To our knowledge, this is the first report to relate symptom trajectory outcomes during treatment for MDD to a neurophysiologic marker. Findings should be interpreted within the limits of this study. First, this GMM approach should be replicated in an independent sample of subjects. Like any model, GMM is based on a set of assumptions (e.g., the assumption of normality within each latent class) that may not be completely fulfilled in any given data set. Second, the cause of any of the symptom trajectory patterns, including the symptom volatility pattern, cannot be determined from the present study. Response patterns in the various outcome classes may or may not be related to medication effects in varying degrees. For example, it is unknown to what extent fluctuating symptoms may be due to the natural course of illness and/or effects of treatment (e.g., medication side effects). Further, patients may have improvement in some symptoms while experiencing worsening of other symptoms; additional studies are needed to address changes in specific symptoms of interest. Third, subjects were treated with fluoxetine or venlafaxine; larger trials with random assignment to various antidepressants would be needed to assess potential effects of specific medications. Fourth, subjects in this study were not distinguished in terms of depressive subtypes (e.g., atypical depression) or comorbid anxiety disorders—clinical factors that can affect symptom ratings and SSRI response (Fava et al., 2008

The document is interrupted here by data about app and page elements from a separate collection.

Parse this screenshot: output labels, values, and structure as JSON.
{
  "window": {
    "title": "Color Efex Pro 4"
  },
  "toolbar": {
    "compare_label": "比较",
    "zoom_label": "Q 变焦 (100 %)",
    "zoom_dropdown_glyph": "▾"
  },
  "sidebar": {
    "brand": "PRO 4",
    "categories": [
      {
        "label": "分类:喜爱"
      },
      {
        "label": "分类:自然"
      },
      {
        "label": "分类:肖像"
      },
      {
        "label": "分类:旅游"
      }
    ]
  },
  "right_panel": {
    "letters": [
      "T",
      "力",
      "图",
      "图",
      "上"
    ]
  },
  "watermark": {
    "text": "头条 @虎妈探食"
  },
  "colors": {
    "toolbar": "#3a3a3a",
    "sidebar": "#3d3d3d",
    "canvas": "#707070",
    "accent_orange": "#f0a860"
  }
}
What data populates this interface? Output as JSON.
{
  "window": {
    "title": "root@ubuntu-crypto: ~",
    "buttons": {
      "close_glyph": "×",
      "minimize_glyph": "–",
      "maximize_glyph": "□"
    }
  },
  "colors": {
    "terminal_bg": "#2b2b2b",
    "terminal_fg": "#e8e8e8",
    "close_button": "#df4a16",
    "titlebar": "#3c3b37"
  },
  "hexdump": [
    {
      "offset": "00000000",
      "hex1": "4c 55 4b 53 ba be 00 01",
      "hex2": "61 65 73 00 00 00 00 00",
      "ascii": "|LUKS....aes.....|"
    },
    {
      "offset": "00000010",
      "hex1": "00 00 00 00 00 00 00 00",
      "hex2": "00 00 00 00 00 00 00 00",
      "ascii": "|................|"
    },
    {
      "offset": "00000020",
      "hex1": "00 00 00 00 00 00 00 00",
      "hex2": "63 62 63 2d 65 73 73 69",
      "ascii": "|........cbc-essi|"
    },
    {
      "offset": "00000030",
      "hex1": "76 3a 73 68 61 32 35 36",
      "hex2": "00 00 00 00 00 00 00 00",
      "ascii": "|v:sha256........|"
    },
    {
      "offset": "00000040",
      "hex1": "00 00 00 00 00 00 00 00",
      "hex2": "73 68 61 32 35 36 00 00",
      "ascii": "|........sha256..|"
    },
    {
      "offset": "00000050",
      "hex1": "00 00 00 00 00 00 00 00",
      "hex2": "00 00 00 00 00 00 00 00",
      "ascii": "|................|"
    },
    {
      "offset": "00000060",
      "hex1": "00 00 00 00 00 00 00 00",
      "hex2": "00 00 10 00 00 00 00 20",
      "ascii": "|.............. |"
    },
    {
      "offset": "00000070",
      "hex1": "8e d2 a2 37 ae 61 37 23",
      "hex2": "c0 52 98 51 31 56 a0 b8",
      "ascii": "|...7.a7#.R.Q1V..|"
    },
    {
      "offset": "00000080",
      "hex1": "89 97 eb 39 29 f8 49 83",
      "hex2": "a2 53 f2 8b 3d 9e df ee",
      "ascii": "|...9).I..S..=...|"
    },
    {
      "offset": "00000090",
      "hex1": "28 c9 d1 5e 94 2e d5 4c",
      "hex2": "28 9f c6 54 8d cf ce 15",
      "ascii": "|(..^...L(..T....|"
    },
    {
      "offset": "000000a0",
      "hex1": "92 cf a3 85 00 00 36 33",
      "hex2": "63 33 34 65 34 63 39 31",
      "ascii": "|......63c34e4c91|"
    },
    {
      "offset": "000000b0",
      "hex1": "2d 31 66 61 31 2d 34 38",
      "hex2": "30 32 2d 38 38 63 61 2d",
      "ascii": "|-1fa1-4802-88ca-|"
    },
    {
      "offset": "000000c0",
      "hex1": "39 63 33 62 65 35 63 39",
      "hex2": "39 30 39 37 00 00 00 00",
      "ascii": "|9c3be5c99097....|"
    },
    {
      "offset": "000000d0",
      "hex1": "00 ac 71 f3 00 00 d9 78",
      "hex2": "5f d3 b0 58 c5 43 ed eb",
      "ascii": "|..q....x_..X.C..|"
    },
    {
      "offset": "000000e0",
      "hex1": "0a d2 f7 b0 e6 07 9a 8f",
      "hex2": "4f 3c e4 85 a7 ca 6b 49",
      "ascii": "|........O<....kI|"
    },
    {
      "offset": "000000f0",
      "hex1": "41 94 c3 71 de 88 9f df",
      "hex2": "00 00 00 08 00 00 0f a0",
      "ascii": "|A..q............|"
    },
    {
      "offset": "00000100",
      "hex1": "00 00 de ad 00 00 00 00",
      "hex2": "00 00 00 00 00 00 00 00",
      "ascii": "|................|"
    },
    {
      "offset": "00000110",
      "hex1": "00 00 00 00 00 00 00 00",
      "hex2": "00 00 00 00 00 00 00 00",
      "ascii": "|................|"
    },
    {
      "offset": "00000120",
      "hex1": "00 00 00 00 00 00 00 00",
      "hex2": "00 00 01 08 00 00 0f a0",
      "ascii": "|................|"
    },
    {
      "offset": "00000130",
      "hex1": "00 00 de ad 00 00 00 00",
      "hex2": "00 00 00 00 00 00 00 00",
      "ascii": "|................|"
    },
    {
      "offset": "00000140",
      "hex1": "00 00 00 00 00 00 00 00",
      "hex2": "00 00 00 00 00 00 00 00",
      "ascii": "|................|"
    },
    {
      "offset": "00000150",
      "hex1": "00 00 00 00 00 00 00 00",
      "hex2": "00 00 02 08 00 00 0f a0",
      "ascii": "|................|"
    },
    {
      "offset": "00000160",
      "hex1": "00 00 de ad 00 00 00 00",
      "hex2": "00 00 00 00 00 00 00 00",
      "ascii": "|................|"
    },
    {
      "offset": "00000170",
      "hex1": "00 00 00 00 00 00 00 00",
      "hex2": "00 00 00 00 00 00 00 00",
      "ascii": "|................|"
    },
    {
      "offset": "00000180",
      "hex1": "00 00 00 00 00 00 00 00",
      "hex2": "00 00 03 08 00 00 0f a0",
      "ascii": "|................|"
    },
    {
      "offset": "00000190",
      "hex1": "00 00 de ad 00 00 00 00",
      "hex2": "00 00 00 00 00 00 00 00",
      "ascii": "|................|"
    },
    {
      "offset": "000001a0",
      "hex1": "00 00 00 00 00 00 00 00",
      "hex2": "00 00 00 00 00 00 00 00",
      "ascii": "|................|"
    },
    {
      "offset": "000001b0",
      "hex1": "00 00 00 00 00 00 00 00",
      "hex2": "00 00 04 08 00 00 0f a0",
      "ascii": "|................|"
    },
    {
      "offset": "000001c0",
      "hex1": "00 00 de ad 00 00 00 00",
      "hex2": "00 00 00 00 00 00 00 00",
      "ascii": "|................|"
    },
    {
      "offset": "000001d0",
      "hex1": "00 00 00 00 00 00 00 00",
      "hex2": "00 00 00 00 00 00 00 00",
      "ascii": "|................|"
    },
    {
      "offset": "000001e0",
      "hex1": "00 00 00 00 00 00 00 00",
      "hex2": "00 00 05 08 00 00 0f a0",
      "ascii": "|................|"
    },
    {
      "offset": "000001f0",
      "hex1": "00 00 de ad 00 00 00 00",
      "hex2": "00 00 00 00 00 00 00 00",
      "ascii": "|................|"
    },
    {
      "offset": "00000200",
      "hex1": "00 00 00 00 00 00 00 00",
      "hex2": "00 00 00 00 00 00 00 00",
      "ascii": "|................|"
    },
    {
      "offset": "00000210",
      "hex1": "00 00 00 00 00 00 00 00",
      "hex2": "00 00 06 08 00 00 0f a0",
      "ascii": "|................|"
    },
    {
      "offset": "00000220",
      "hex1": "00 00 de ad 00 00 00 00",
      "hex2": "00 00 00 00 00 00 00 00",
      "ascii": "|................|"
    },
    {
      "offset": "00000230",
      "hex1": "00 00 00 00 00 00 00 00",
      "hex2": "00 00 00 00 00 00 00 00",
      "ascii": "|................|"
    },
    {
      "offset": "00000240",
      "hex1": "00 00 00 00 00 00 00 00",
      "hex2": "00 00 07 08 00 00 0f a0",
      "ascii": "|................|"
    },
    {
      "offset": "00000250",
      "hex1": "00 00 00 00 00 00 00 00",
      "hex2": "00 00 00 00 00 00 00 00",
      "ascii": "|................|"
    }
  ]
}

). Future studies of better-characterized subjects should be conducted to examine such clinical characteristics as potential moderators of response trajectory. Last, we examined QEEG cordance changes only at a single region and at a single timepoint previously shown to be related to neurophysiological or clinical effects of medication; it is possible that other groups of electrodes, other timepoints, or other EEG parameters might differentiate subjects who express a volatile symptom change outcome pattern.